PRESIDENT Jakaya Kikwete challenged the Ministry of Transport and Airline corporations to build a flying school in the country.
President Kikwete said this in Dar es Salaam when officially opening a state-of-the-art hangar worth about 9bn/-for the privately owned Precision Air Services at the Julius Nyerere International Airport (JNIA).
President Kikwete said that the time was ripe for the ministry and airline organizations to seriously think about investing in aviation training in the country.
He noted that there are efforts by the East African Member States to try and revive the East African Civil Aviation Academy in Soroti, Uganda, but the efforts are yet to yield a positive outcome.
"The Flying school in Soroti is the only other aviation school that we have.
We are still discussing how to revive it as EAC members but we are still not at a good footing yet.

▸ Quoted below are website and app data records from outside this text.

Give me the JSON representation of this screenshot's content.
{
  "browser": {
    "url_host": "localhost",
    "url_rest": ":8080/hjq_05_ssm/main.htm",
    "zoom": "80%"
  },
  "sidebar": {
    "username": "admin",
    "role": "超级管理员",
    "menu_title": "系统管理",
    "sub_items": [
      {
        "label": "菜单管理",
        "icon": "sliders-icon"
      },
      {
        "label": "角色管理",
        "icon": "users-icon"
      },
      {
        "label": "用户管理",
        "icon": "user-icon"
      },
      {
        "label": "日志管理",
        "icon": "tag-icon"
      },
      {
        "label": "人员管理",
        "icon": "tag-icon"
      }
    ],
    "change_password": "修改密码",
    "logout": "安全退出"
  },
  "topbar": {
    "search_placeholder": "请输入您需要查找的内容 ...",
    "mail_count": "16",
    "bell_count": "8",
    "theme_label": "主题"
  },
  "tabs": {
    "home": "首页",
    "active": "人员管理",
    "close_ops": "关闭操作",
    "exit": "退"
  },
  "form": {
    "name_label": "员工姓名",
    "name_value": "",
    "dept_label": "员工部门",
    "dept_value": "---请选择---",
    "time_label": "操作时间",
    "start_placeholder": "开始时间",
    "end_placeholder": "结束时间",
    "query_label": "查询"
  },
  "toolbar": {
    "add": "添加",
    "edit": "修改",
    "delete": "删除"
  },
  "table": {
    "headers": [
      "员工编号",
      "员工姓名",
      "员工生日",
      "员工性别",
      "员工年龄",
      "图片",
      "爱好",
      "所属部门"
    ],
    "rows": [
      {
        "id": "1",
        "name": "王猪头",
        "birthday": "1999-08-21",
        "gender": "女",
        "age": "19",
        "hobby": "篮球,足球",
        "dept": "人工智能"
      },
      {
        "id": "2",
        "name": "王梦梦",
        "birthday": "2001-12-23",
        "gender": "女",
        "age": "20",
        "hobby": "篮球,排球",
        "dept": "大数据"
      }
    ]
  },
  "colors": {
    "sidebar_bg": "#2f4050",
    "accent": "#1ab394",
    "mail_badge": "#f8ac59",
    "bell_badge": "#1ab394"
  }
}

Having flying school in the country now will be a good move," he explained.
President Kikwete said the government recognizes Precision Air's contribution towards the development of the country, noting that using the hangar will create job opportunities as well as provide practical trainings to trainees in the country.
He advised Precision Air to liaise with other stakeholders to know the kind of training required to the young trainees who will be trained at the hangar.
The Precision Air hangar has been designed to meet all the maintenance, repair and overhaul requirements and regulation for the airline, which means the airline's fleet of 16 aircraft will not be maintained outside the country as before, thus, reducing costs and time.
Dr Kikwete called to Precision Air to maintain International maintenance standards to uphold a good reputation at the International level. "You must ensure International standards of maintenance are upheld, so that more International planes get their maintenance done here," he explained.
He said the airline's decision to work with Aviation Training Relocation (ATR) will also increase the airline's credibility to other international airlines, which will be using the hangar.He said Precision Air is the only Tanzanian owned Airline serving International routes including South Africa, Botswana and the Democratic Republic of Congo (DRC).
He also hailed the move by Precision Air to sell its shares to the public through the Dar es Salaam Stock Exchange (DSE), saying this is an exemplary move that needs to be emulated by other family owned companies.
Earlier, Precision Air Board Chairperson and founder Mr Michael Shirima said the sale of shares did not yield the envisaged amount of funds, noting that they are planning to get more funds from the International Finance Cooperation.
Mr Shirima also noted that the hangar which took two years to build will improve the airline services and cut down on maintenance costs and save the country foreign currency spent in having the airline's fleet maintained outside the country.